### ACTIVITY
Lines of the data that contain the word "initial" are the ones to copy.

### Stored items from a collection
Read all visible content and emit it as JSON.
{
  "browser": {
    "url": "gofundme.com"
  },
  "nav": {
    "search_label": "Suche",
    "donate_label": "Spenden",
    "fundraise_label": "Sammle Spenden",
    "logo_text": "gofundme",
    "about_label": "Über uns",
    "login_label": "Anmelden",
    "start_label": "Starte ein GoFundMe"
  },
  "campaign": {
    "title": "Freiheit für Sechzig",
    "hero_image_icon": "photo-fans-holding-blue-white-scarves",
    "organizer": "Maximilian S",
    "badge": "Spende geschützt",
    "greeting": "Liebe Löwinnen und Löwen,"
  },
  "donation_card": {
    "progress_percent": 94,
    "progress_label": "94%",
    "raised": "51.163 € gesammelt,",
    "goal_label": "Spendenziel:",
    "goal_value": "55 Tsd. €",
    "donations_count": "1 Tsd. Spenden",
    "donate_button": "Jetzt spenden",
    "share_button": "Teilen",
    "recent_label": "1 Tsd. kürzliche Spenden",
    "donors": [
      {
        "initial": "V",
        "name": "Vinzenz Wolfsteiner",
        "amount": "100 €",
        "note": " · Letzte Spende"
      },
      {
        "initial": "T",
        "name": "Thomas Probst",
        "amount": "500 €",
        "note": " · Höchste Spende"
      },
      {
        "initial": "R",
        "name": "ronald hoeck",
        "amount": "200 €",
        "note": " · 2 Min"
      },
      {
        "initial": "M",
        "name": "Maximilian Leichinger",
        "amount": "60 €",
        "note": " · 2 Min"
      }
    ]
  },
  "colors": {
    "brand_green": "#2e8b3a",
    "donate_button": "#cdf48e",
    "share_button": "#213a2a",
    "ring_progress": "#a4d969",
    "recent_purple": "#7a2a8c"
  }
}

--

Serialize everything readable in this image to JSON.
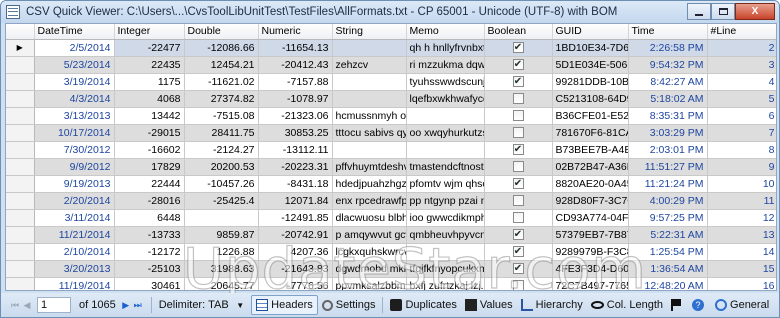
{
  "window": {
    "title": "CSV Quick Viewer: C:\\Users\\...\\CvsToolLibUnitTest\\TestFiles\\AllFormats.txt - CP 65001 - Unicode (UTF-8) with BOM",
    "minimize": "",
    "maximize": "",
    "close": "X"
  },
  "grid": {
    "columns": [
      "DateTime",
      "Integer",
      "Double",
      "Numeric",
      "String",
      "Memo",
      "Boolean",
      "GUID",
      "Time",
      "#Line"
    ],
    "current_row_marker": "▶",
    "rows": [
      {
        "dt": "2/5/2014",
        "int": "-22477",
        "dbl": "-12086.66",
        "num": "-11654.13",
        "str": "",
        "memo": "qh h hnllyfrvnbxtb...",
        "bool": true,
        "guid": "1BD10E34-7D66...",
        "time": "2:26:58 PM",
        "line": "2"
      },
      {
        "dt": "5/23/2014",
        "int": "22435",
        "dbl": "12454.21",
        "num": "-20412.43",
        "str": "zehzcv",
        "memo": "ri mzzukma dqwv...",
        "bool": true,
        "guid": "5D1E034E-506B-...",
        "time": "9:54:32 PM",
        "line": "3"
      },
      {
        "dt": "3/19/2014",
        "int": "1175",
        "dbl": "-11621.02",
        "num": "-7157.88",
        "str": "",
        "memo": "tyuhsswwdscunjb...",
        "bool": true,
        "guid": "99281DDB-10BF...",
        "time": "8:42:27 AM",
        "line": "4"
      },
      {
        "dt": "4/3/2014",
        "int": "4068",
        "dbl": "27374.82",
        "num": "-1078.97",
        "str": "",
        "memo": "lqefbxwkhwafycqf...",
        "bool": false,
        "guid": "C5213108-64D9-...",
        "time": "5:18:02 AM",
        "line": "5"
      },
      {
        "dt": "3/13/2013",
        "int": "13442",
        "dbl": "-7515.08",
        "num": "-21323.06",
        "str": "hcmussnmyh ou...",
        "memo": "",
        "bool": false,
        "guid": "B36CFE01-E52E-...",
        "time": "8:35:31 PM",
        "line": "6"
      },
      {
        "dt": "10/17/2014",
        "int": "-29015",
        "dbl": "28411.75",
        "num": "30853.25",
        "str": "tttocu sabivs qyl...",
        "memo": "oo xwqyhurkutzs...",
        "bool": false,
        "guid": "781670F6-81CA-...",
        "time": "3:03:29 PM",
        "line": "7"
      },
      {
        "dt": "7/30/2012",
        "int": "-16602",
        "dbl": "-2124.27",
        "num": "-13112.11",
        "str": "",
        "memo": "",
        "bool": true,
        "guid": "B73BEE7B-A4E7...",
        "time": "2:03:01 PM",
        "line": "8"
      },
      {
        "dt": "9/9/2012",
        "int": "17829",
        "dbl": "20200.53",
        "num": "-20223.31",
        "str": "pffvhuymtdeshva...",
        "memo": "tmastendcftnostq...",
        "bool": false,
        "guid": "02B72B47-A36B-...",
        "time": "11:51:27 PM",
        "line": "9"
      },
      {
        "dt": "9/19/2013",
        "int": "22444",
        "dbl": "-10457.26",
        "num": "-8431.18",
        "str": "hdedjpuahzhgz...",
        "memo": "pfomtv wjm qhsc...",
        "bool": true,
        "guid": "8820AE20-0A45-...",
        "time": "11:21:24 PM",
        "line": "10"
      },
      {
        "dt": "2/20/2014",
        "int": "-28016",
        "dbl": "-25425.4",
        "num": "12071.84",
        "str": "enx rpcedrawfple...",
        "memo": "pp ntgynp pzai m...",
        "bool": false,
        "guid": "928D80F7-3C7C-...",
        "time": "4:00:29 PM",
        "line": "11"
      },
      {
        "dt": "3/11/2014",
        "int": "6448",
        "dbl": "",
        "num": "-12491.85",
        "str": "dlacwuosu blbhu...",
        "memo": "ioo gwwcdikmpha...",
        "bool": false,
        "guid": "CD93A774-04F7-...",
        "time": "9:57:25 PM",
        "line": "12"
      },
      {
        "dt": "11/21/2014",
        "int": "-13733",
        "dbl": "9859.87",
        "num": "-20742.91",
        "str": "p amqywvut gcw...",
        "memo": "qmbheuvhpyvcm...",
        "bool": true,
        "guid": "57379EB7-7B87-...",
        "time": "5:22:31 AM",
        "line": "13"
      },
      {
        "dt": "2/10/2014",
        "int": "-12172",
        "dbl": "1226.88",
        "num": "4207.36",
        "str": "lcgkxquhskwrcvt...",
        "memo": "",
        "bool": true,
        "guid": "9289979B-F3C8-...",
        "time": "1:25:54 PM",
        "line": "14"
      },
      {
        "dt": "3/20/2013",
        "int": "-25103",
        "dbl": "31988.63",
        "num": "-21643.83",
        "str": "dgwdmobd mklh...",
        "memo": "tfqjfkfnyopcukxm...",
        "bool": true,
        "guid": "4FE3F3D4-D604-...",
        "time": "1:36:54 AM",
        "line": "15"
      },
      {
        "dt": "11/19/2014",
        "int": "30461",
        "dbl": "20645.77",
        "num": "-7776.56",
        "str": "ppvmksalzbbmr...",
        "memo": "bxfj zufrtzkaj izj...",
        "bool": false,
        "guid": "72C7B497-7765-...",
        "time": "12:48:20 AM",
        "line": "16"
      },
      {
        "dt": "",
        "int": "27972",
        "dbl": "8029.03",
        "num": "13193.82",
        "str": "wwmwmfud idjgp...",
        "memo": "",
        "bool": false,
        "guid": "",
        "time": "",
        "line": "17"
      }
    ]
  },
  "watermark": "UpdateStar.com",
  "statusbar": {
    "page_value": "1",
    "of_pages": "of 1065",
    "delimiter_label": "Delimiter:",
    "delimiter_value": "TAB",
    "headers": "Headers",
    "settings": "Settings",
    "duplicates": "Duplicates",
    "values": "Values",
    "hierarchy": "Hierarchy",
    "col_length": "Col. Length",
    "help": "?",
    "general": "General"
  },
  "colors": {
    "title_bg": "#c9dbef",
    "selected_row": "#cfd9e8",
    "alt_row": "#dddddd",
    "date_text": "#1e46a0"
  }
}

### OUTPUT OF THE TASK
        "initial": "V",
        "initial": "T",
        "initial": "R",
        "initial": "M",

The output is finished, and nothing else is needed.